▸ **PROVIDED INFORMATION**
★ ★ ★ ★ ★ ★ ★

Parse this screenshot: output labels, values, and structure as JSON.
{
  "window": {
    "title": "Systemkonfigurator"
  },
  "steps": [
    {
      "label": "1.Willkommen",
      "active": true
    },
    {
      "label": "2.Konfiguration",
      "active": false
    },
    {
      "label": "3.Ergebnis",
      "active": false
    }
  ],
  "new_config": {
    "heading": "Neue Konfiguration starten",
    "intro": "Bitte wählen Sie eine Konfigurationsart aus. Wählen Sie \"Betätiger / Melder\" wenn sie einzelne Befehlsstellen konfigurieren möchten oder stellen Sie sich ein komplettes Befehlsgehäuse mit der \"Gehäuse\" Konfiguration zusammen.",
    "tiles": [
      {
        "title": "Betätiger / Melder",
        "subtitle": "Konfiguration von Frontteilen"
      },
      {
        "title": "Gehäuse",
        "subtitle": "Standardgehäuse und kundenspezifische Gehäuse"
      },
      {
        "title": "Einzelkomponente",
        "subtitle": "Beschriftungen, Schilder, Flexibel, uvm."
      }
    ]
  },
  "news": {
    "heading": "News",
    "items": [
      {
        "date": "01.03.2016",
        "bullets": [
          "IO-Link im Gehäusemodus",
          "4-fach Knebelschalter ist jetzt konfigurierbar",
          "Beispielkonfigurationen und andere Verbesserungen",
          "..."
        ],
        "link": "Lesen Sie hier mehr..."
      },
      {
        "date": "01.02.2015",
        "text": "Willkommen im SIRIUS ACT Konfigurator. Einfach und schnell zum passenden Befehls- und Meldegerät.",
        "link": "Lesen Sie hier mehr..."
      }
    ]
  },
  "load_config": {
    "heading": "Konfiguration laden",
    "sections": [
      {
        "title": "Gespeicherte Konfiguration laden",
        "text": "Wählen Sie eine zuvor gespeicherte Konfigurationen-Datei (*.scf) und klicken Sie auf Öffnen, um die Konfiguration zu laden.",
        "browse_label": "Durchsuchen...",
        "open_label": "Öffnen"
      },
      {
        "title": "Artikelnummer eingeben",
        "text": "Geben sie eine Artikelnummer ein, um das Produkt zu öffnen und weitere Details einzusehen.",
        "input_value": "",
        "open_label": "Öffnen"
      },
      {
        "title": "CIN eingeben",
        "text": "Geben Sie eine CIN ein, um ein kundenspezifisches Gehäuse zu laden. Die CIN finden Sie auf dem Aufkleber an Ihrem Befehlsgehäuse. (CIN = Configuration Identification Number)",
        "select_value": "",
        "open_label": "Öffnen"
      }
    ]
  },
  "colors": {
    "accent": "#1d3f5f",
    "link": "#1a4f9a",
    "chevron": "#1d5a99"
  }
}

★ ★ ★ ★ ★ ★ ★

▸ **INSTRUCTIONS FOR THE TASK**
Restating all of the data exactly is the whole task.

▸ **REPLY TO THE TASK**
Parse this screenshot: output labels, values, and structure as JSON.
{
  "window": {
    "title": "Systemkonfigurator"
  },
  "steps": [
    {
      "label": "1.Willkommen",
      "active": true
    },
    {
      "label": "2.Konfiguration",
      "active": false
    },
    {
      "label": "3.Ergebnis",
      "active": false
    }
  ],
  "new_config": {
    "heading": "Neue Konfiguration starten",
    "intro": "Bitte wählen Sie eine Konfigurationsart aus. Wählen Sie \"Betätiger / Melder\" wenn sie einzelne Befehlsstellen konfigurieren möchten oder stellen Sie sich ein komplettes Befehlsgehäuse mit der \"Gehäuse\" Konfiguration zusammen.",
    "tiles": [
      {
        "title": "Betätiger / Melder",
        "subtitle": "Konfiguration von Frontteilen"
      },
      {
        "title": "Gehäuse",
        "subtitle": "Standardgehäuse und kundenspezifische Gehäuse"
      },
      {
        "title": "Einzelkomponente",
        "subtitle": "Beschriftungen, Schilder, Flexibel, uvm."
      }
    ]
  },
  "news": {
    "heading": "News",
    "items": [
      {
        "date": "01.03.2016",
        "bullets": [
          "IO-Link im Gehäusemodus",
          "4-fach Knebelschalter ist jetzt konfigurierbar",
          "Beispielkonfigurationen und andere Verbesserungen",
          "..."
        ],
        "link": "Lesen Sie hier mehr..."
      },
      {
        "date": "01.02.2015",
        "text": "Willkommen im SIRIUS ACT Konfigurator. Einfach und schnell zum passenden Befehls- und Meldegerät.",
        "link": "Lesen Sie hier mehr..."
      }
    ]
  },
  "load_config": {
    "heading": "Konfiguration laden",
    "sections": [
      {
        "title": "Gespeicherte Konfiguration laden",
        "text": "Wählen Sie eine zuvor gespeicherte Konfigurationen-Datei (*.scf) und klicken Sie auf Öffnen, um die Konfiguration zu laden.",
        "browse_label": "Durchsuchen...",
        "open_label": "Öffnen"
      },
      {
        "title": "Artikelnummer eingeben",
        "text": "Geben sie eine Artikelnummer ein, um das Produkt zu öffnen und weitere Details einzusehen.",
        "input_value": "",
        "open_label": "Öffnen"
      },
      {
        "title": "CIN eingeben",
        "text": "Geben Sie eine CIN ein, um ein kundenspezifisches Gehäuse zu laden. Die CIN finden Sie auf dem Aufkleber an Ihrem Befehlsgehäuse. (CIN = Configuration Identification Number)",
        "select_value": "",
        "open_label": "Öffnen"
      }
    ]
  },
  "colors": {
    "accent": "#1d3f5f",
    "link": "#1a4f9a",
    "chevron": "#1d5a99"
  }
}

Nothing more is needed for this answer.